|Changes in color of amethyst by heat treatment and UV radiation. |
Credit: Amir Akhavan
The color in amethyst from most localities is unevenly distributed in the individual crystals. In amethyst geodes it is often most intense in the growth zones under the rhombohedral faces.
Occasionally the color is deeper under either the r or z rhombohedral faces, giving the crystal a pinwheel appearence when viewed from the top. In prismatic crystals the color may appear in phantom-like thin layers, while in scepters and skeleton quartz the color is often concentrated along the edges, and accompanied by smoky zones.
When heated to more than about 300-400°C, amethyst loses its violet color and often turns yellow, orange or brown, and then resembles the quartz variety citrine, but depending on the locality and the temperature during the heat treatment it may also turn colorless or - rarely - green.
Irradiation with UV light will also destroy the color centers, and accordingly prolonged exposure to sunlight will slowly fade amethyst. The photo to the right shows the effects of heat (bottom left and right) and UV irradiation (top right) on the color of a specimen from Uruguay.
Amethyst is pleochroic when the polarization of the light is changed from parallel to the c-axis to perpendicular to the c-axis, amethyst changes its color from blue-violet to purple. The strength of the effect varies to a considerable degree, and changes in the hue depending on the direction of the transmitted light may be observable with the naked eye, in particular in crystals with a zonar development of color, which may even show sky-blue tones.
A part of a deeply colored amethyst geode from Rio Grande Do Sul was cut into four pieces. Three of them were treated with heat or UV radiation. The four pieces were glued together again after treatment.
- Top Left: Untreated, original color. Color seems to be evenly distributed in the tips, but is most intense 1-4 mm under the rhombohedral crystal faces.
- Top Right: Exposed to UV light from two 18W low pressure mercury lamps (germicidal UV-C lamps) for 3 months. The crystals have lost almost all their color, but some slightly violet patches are still visible inside some crystals. Fading proceeds relatively quickly in the beginning, but slows down with time. The complete bleaching would probably have required another 2-3 months of exposure.

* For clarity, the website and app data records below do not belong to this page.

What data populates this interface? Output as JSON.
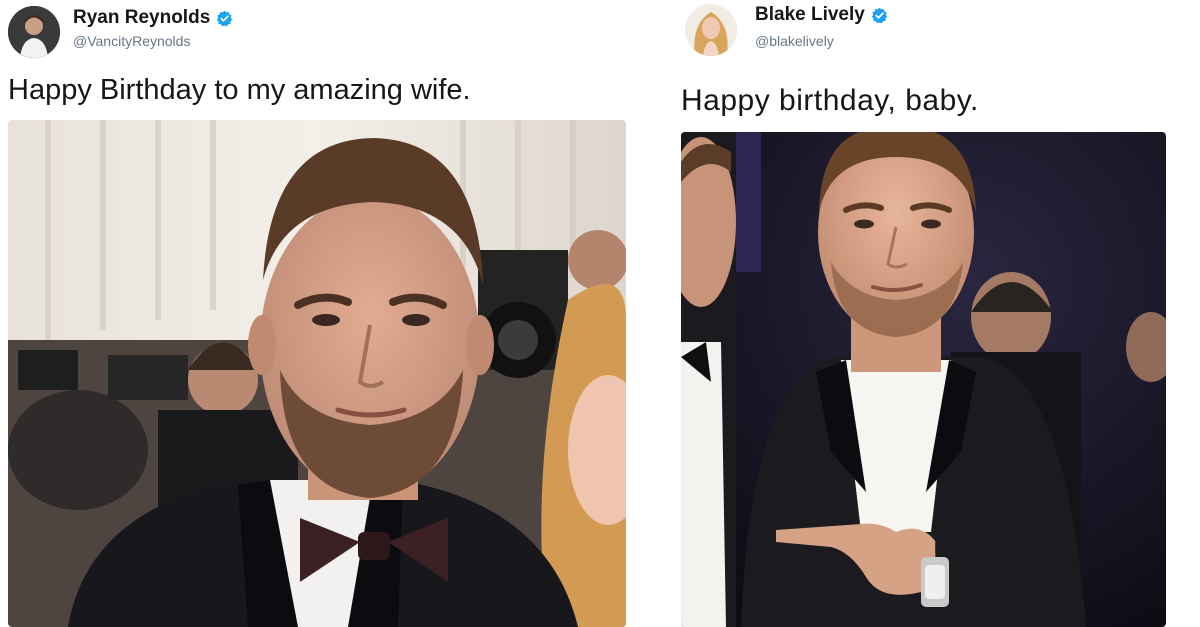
{
  "tweets": [
    {
      "display_name": "Ryan Reynolds",
      "handle": "@VancityReynolds",
      "verified": true,
      "text": "Happy Birthday to my amazing wife."
    },
    {
      "display_name": "Blake Lively",
      "handle": "@blakelively",
      "verified": true,
      "text": "Happy birthday, baby."
    }
  ],
  "colors": {
    "verified_badge": "#1da1f2",
    "name_text": "#14171a",
    "handle_text": "#657786"
  },
  "icons": {
    "verified": "verified-badge-icon"
  }
}
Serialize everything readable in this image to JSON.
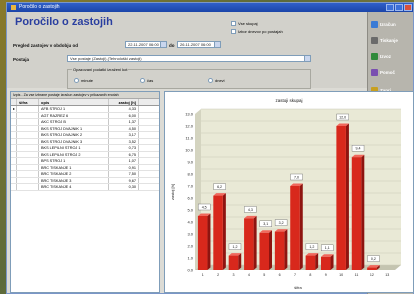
{
  "window": {
    "title": "Poročilo o zastojih"
  },
  "header": {
    "title": "Poročilo o zastojih",
    "period_label": "Pregled zastojev v obdobju od",
    "date_from": "22.11.2007  06:00",
    "to_label": "do",
    "date_to": "26.11.2007  06:00",
    "station_label": "Postaja",
    "station_value": "Vse postaje (Zastoji),(Tehnološki zastoji)",
    "check1": "Vse skupaj",
    "check2": "Izbor dnevov po postajah",
    "group_label": "Opazovani podatki izraženi kot",
    "radio1": "minute",
    "radio2": "čas",
    "radio3": "dnevi"
  },
  "sidebar": {
    "items": [
      {
        "label": "Izračun",
        "color": "#3a7bd5"
      },
      {
        "label": "Tiskanje",
        "color": "#6a6a6a"
      },
      {
        "label": "Izvoz",
        "color": "#2f8a3a"
      },
      {
        "label": "Pomoč",
        "color": "#7a4fb0"
      },
      {
        "label": "Zapri",
        "color": "#c8a020"
      }
    ]
  },
  "grid": {
    "caption": "Izpis - Za vse izbrane postaje izračun zastojev v prikazanih enotah",
    "columns": [
      "šifra",
      "opis",
      "zastoj [h]"
    ],
    "rows": [
      [
        "",
        "AFB STROJ 1",
        "4,33"
      ],
      [
        "",
        "AGT RAZREZ 6",
        "6,00"
      ],
      [
        "",
        "AKC STROJ B",
        "1,37"
      ],
      [
        "",
        "BKS STROJ DVAJNIK 1",
        "4,50"
      ],
      [
        "",
        "BKS STROJ DVAJNIK 2",
        "3,17"
      ],
      [
        "",
        "BKS STROJ DVAJNIK 3",
        "3,52"
      ],
      [
        "",
        "BKS LEPILNI STROJ 1",
        "0,73"
      ],
      [
        "",
        "BKS LEPILNI STROJ 2",
        "6,75"
      ],
      [
        "",
        "BPS STROJ 1",
        "1,07"
      ],
      [
        "",
        "BRC TISKANJE 1",
        "0,91"
      ],
      [
        "",
        "BRC TISKANJE 2",
        "7,50"
      ],
      [
        "",
        "BRC TISKANJE 3",
        "9,67"
      ],
      [
        "",
        "BRC TISKANJE 4",
        "0,30"
      ]
    ]
  },
  "chart_data": {
    "type": "bar",
    "title": "zastoji skupaj",
    "xlabel": "šifra",
    "ylabel": "zastoj [h]",
    "ylim": [
      0,
      13
    ],
    "yticks": [
      0,
      1,
      2,
      3,
      4,
      5,
      6,
      7,
      8,
      9,
      10,
      11,
      12,
      13
    ],
    "categories": [
      "1",
      "2",
      "3",
      "4",
      "5",
      "6",
      "7",
      "8",
      "9",
      "10",
      "11",
      "12",
      "13"
    ],
    "values": [
      4.5,
      6.2,
      1.2,
      4.3,
      3.1,
      3.2,
      7.0,
      1.2,
      1.1,
      12.0,
      9.4,
      0.2
    ],
    "data_labels": [
      "4,5",
      "6,2",
      "1,2",
      "4,3",
      "3,1",
      "3,2",
      "7,0",
      "1,2",
      "1,1",
      "12,0",
      "9,4",
      "0,2"
    ],
    "colors": {
      "bar": "#d8281c",
      "bar_dark": "#8e1410",
      "grid": "#c9c9b8",
      "wall": "#e9e9d6"
    },
    "grid": true
  }
}
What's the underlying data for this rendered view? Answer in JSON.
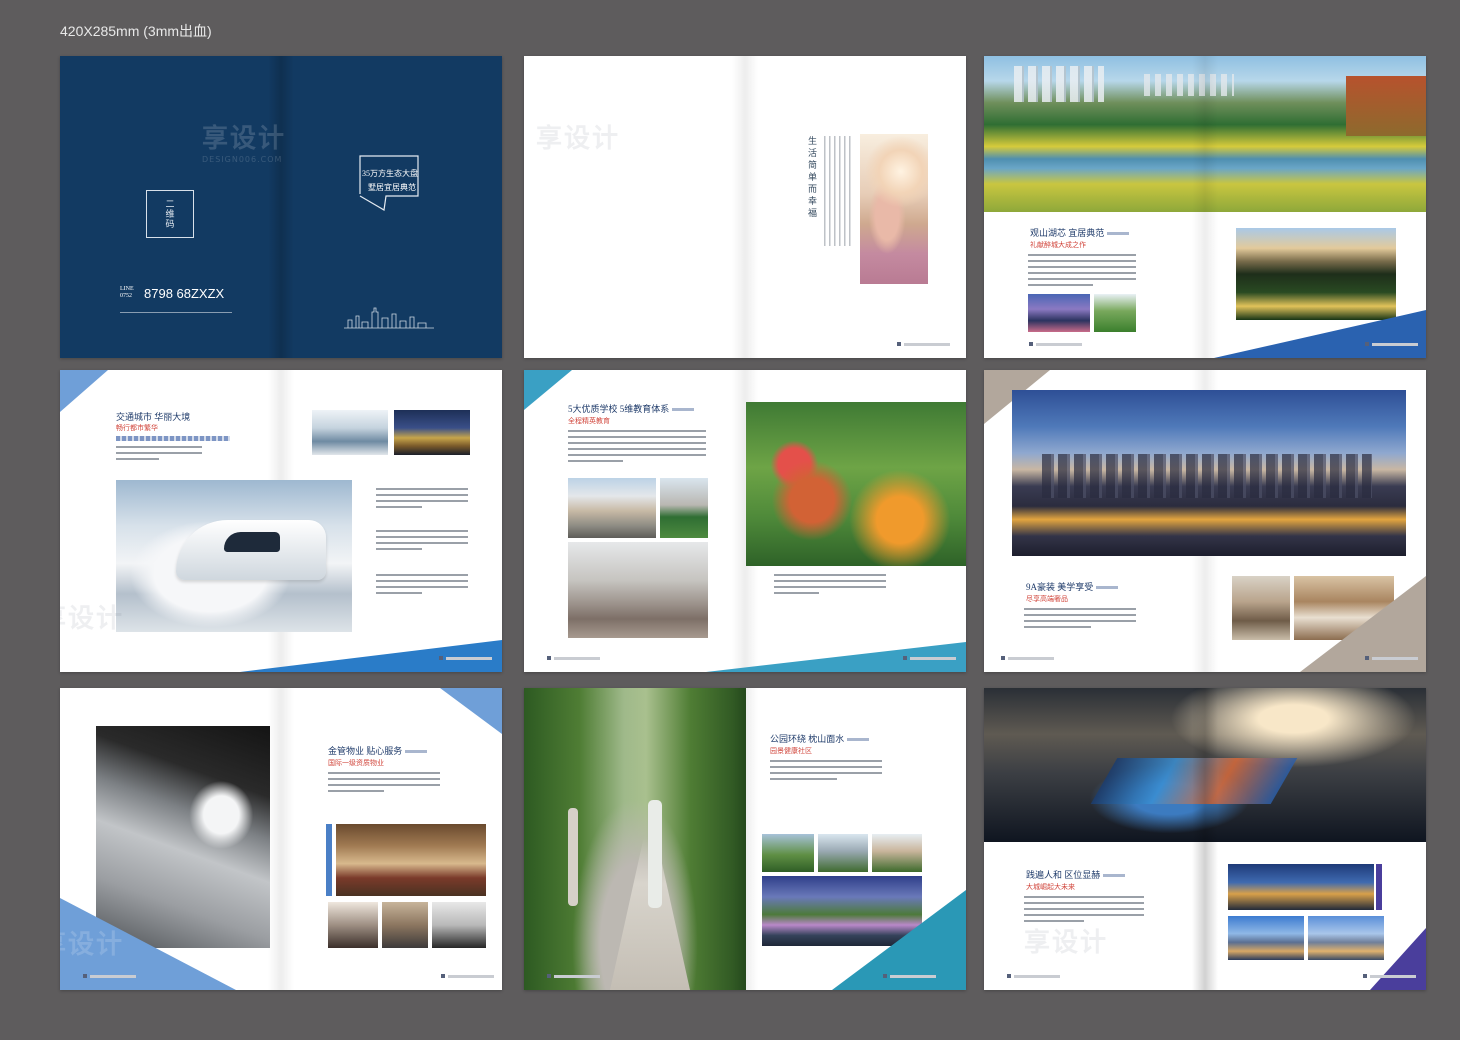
{
  "spec_label": "420X285mm (3mm出血)",
  "cover": {
    "qr_label": "二维码",
    "slogan_line1": "35万方生态大盘",
    "slogan_line2": "墅居宜居典范",
    "tel_prefix": "LINE 0752",
    "phone": "8798 68ZXZX"
  },
  "intro": {
    "vertical_title": "生活简单而幸福"
  },
  "page_scenery": {
    "heading": "观山湖芯 宜居典范",
    "subheading": "礼献醉城大成之作"
  },
  "page_transport": {
    "heading": "交通城市 华丽大境",
    "subheading": "畅行都市繁华"
  },
  "page_school": {
    "heading": "5大优质学校 5维教育体系",
    "subheading": "全程精英教育"
  },
  "page_decor": {
    "heading": "9A豪装 美学享受",
    "subheading": "尽享高端奢品"
  },
  "page_service": {
    "heading": "金管物业 贴心服务",
    "subheading": "国际一级资质物业"
  },
  "page_garden": {
    "heading": "公园环绕 枕山面水",
    "subheading": "园景健康社区"
  },
  "page_future": {
    "heading": "践遍人和 区位显赫",
    "subheading": "大城崛起大未来"
  },
  "watermark": {
    "text": "享设计",
    "url": "DESIGN006.COM"
  },
  "colors": {
    "navy": "#123a62",
    "blue": "#2a62b0",
    "teal": "#2a98b6",
    "taupe": "#b2a79c",
    "violet": "#4a3e9c"
  }
}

- Bottom Left: Heating to about 380°C for 8 hours resulted in loss of most violet color and an overall patchy appearence. Some crystals are still colored violet in central parts while the outmost layers of the rhombohedral faces start to develop a yellow-brown color.
- Bottom Right: Heating to about 450°C for 12 hours. The violet color is gone, and a orange-brown color appears that is most intense close to the surface. Note that the most intense violet color of the untreated crystals is not directly at the surface, but a few millimeters inside the crystals.